“That is a shame, because the only way I’m letting the young man who helped save my son wander off on his own with no food or shelter is when I have been knocked stone cold out,” Mrs. Daniels informed him.
“I’m a little confused, ma’am.”
“You will be coming home with Hershel and me, where you will be subjected to proper meals and a roof over your head all summer long,” Mrs. Daniels explained. “Along with adequate safety should anyone else make an attempt on one of you.”
“Thank you very much, but I couldn’t impose,” Vince said.
“I feel I was quite clear about this already, young man. Either go put your bag in the car or put up your fists, because there are only two possible endings to this discussion.”
“I... yes, ma’am,” Vince said, looking deep into her eyes and realizing this woman was one hundred percent not fucking around. He headed over to the station wagon where Hershel was already waiting.
“She strong-armed you into coming home with us, didn’t she?”
“How’d you know?”
“I know my mom,” Hershel replied with a shrug. “If it makes you feel better, you never stood a chance.”
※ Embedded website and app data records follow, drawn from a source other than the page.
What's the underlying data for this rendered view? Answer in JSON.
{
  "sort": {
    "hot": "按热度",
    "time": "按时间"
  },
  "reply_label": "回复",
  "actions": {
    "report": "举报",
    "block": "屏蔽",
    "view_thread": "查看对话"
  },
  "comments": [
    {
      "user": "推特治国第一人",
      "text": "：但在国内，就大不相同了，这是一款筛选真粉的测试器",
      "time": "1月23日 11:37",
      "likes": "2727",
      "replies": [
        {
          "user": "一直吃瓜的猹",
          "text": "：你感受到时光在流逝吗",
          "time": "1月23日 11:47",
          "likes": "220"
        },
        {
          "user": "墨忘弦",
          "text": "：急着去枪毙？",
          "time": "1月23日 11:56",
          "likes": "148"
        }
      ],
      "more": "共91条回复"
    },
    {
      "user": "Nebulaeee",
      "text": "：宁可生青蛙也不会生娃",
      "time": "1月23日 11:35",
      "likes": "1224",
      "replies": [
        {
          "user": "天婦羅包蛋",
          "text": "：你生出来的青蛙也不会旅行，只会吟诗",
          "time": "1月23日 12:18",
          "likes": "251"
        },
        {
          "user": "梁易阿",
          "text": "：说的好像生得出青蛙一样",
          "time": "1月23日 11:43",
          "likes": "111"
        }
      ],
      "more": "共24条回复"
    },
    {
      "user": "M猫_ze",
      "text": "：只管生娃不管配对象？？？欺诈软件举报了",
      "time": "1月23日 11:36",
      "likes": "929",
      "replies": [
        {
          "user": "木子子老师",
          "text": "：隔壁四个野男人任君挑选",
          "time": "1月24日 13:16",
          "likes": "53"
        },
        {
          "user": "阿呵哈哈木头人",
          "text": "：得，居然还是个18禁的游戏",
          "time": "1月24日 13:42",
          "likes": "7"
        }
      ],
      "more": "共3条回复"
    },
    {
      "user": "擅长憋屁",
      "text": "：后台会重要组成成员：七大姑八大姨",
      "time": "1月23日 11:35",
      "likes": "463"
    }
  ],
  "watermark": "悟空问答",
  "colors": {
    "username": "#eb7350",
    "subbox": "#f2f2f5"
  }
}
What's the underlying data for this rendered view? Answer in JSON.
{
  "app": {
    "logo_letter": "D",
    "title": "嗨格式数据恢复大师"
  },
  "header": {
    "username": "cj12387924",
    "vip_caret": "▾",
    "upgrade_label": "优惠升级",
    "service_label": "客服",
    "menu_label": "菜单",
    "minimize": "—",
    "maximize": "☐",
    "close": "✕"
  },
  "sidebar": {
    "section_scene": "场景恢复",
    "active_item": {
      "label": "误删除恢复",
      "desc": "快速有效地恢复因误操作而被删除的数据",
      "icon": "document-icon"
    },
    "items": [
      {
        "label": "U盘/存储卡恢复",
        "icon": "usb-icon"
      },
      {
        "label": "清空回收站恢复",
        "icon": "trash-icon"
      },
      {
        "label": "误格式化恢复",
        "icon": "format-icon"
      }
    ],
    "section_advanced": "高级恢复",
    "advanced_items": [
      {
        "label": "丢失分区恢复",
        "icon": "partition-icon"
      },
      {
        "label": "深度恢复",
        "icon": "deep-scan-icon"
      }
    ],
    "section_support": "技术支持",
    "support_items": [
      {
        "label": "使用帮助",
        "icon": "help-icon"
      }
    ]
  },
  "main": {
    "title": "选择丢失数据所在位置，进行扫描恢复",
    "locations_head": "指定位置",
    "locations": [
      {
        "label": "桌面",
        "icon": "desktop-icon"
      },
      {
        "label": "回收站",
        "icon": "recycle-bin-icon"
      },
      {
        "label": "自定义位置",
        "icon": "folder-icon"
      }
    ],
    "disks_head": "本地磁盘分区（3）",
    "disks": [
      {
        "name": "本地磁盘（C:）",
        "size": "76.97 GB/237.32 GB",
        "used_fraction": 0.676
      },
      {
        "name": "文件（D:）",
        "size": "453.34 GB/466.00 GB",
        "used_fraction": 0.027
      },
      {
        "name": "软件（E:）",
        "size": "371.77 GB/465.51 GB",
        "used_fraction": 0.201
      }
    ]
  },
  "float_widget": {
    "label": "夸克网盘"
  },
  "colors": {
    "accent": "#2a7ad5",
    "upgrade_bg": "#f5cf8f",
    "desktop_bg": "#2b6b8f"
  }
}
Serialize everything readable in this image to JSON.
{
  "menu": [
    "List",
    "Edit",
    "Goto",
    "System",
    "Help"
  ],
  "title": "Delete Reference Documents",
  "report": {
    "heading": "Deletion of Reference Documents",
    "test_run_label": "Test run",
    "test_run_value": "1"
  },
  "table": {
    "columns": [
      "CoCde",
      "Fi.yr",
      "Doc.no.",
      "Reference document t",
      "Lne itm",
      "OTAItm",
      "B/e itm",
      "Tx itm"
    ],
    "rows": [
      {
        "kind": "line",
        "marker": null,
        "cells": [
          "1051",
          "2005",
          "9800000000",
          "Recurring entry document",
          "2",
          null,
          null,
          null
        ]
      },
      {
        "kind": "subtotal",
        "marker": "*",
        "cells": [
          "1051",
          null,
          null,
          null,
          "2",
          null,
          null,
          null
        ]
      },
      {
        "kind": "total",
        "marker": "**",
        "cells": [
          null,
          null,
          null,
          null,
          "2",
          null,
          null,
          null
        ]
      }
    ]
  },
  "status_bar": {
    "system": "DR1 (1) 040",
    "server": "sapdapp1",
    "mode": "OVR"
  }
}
“Not particularly,” Vince said. “But I suppose there are worse things than spending a summer with a friend.”
“It’s not excitement, but I’ll take it,” Hershel said. He slapped Vince heartily on the back. “Try and enjoy yourself, man. Next year is going to be one hell of an uphill battle. Speaking of, there’s this group I hang out with back in Chicago, sort of a simulated attack strategy group. I think you’ll fit in really well with them.”
“Is this that LARPing thing you told me about?”
“Exactly. Now, let me ask, what mythical creature do you see yourself as? Because while your hair and cheekbones lend themselves to elf, I personally think you’ve got the fighting spirit of an orc.”
Vince tossed his bag in the bag of the car and then buckled himself in. It seemed that summer would, at the very least, not be boring.